It is getting close to the end of your 13-week contract and you are considering your options. Some nurse travelers take a few travel assignments until they land a permanent position. Other nurses just want to try traveling for one assignment or take one travel assignment after another. But you may also have the option of extending your current travel assignment.
The Pros and Cons of Extending Your Contract
Nurse travelers are needed for a variety of reasons. For example, the patient population may increase during certain times of the year and extra staff members are needed when the census goes up. In other instances, there may be a chronic shortage of nurses in an area, and travelers help fill that void.
Although it can vary, many travel assignments last for 13 weeks. But what happens after your contract is up? It depends on the situation and reason the facility needed to hire a traveler. In some cases, you may have the option of working beyond your original contract.
There can be several benefits to extending your contract. One of the biggest reasons to stay at your current location is you already have found your groove. You may be making friends and settling in. By the time your 13 weeks is up, you are probably very familiar with your facility’s protocols, charting system, and policies. It is easier to stay somewhere you are used to then move on and start again.
Extending your contact is an opportunity to stay in a facility you have become comfortable with. It also allows you the chance to become more familiar with the area you are living in. If you enjoy your current location, extending your contract can be a great experience.
On the flip side, you probably took a travel assignment to experience new facilities and new parts of the country. If you stay put at your current assignment, you may be defeating the purpose of working as a healthcare traveler.
Considerations for Contract Renewal
If you do decide you are having fun at your current location and have the chance to extend your contract, there are a few factors to consider.

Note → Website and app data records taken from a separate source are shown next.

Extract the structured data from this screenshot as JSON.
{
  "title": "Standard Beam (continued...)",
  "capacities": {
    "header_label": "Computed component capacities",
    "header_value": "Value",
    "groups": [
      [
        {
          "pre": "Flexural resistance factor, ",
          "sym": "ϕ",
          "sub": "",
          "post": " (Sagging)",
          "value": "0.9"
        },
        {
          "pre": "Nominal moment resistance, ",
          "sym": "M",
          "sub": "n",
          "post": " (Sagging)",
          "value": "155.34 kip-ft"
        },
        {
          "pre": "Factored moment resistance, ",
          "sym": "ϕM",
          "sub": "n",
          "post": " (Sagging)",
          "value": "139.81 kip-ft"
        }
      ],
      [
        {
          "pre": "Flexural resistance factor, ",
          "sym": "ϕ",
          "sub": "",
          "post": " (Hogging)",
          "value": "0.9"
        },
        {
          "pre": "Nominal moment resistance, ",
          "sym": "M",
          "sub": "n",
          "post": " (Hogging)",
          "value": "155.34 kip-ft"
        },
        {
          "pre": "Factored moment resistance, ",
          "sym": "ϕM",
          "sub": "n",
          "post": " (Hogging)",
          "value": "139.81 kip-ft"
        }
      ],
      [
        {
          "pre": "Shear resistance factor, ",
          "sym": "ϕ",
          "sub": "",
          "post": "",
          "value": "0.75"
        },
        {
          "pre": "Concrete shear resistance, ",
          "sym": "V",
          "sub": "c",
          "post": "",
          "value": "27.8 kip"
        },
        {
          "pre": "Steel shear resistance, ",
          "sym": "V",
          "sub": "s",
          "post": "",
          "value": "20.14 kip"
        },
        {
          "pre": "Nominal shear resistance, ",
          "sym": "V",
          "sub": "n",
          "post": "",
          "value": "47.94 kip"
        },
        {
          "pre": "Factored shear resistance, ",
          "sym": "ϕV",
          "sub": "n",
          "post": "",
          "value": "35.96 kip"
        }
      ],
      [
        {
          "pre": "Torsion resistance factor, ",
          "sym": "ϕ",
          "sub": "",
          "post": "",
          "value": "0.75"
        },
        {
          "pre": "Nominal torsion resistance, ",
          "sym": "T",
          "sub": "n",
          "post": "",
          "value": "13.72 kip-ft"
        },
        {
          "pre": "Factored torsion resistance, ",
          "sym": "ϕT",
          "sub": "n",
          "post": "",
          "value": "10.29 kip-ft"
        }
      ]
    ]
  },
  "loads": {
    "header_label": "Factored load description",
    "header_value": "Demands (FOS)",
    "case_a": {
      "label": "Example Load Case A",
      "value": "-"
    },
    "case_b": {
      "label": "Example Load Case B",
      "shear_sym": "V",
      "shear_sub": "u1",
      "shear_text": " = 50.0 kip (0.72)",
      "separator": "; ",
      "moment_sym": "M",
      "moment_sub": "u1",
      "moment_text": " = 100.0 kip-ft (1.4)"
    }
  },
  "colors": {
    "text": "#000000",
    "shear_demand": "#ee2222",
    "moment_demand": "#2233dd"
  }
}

Contract timeframes may be flexible. Not all facilities need you to renew for the same length as your original contract. For instance, if your original contract was 13 weeks, your extension may only be six or eight weeks. The facility may only offer a certain number of weeks. In other cases, you may be in a position to negotiate how long you are willing to stay.
You may not be offered the same pay rate. If you were hired due to a crisis situation at a facility, such as a strike, you may not be offered the same rate when you renew your contract. The facility may still need staff, but the crisis may have passed, which can lower rates offered.
Know the nursing market. If you want to stay in the same area, determine if there is a demand for nurses. You may be able to get a better contract in another facility close by if there is a shortage of nurses.